#### Exercise goal:
Look for "Settings" in each line of the records, and copy the lines that have it.

--- Material provided Enclosed Below ---

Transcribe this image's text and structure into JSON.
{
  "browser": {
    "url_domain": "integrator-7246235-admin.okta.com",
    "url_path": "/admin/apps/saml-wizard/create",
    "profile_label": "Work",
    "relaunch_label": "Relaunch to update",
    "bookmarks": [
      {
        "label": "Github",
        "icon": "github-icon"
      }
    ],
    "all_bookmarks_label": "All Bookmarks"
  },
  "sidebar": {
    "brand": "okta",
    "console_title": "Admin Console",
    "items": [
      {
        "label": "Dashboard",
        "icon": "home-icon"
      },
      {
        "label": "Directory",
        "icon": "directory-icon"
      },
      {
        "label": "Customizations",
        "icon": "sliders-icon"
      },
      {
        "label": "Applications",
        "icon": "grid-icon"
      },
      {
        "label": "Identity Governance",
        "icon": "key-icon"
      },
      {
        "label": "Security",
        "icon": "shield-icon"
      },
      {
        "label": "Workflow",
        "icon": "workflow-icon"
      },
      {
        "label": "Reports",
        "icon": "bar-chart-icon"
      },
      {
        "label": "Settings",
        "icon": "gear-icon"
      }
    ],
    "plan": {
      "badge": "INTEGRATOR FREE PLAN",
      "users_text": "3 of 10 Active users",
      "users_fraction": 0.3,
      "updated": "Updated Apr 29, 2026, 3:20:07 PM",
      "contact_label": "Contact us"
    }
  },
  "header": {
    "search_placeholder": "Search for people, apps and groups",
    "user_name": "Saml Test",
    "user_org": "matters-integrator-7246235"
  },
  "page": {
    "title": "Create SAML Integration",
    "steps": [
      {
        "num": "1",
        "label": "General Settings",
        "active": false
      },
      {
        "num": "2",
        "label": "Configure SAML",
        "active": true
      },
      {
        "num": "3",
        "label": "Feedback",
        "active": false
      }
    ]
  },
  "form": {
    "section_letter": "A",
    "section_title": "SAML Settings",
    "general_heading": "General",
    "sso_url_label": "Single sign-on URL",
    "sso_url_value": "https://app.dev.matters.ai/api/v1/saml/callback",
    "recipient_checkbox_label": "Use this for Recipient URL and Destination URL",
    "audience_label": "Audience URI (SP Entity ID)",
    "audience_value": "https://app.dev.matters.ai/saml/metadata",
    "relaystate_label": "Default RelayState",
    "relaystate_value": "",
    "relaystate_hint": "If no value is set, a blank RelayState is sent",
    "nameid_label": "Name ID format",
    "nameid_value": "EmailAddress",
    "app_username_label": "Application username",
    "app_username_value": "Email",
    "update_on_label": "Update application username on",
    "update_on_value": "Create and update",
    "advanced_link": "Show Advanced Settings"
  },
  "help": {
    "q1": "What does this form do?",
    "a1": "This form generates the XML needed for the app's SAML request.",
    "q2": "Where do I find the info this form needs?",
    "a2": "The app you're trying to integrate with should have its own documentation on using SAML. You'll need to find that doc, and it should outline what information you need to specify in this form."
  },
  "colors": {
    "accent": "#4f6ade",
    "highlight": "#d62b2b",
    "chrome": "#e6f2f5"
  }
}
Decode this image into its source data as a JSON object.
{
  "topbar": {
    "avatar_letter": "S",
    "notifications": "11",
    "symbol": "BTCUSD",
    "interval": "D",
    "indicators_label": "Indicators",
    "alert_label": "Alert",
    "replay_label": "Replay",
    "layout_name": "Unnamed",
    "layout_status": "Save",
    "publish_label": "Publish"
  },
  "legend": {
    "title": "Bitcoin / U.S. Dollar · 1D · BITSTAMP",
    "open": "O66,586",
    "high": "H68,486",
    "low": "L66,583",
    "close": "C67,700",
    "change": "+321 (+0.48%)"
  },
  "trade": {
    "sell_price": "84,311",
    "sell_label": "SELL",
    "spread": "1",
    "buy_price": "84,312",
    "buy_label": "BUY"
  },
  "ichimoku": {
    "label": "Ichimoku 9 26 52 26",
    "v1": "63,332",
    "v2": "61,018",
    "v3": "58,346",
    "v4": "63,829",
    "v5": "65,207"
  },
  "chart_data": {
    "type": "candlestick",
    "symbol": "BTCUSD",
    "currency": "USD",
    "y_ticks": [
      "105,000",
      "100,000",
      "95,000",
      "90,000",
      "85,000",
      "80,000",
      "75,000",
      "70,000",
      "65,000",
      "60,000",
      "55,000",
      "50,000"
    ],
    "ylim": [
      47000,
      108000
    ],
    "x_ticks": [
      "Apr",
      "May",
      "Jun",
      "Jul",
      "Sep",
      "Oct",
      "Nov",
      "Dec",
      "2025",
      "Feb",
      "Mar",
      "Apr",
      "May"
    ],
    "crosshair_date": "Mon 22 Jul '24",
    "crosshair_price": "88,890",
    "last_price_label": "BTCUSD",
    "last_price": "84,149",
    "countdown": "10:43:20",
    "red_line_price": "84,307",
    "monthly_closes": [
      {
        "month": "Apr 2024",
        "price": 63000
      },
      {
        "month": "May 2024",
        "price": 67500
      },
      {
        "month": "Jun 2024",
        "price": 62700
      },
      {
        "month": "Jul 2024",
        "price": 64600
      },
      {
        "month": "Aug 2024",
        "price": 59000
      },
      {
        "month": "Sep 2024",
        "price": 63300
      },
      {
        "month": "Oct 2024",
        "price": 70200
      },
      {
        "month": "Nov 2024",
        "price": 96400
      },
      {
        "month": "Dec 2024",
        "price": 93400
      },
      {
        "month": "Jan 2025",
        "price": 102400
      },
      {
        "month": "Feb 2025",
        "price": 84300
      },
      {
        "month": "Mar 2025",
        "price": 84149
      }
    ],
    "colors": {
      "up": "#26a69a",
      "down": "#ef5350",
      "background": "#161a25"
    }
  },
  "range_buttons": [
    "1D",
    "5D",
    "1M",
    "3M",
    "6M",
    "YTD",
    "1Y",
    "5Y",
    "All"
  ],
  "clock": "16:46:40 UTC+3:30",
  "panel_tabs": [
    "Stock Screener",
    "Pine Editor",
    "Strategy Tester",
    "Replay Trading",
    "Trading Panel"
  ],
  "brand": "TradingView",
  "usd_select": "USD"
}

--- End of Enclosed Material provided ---

#### Problem solution:
        "label": "Settings",
        "label": "General Settings",
    "section_title": "SAML Settings",
    "advanced_link": "Show Advanced Settings"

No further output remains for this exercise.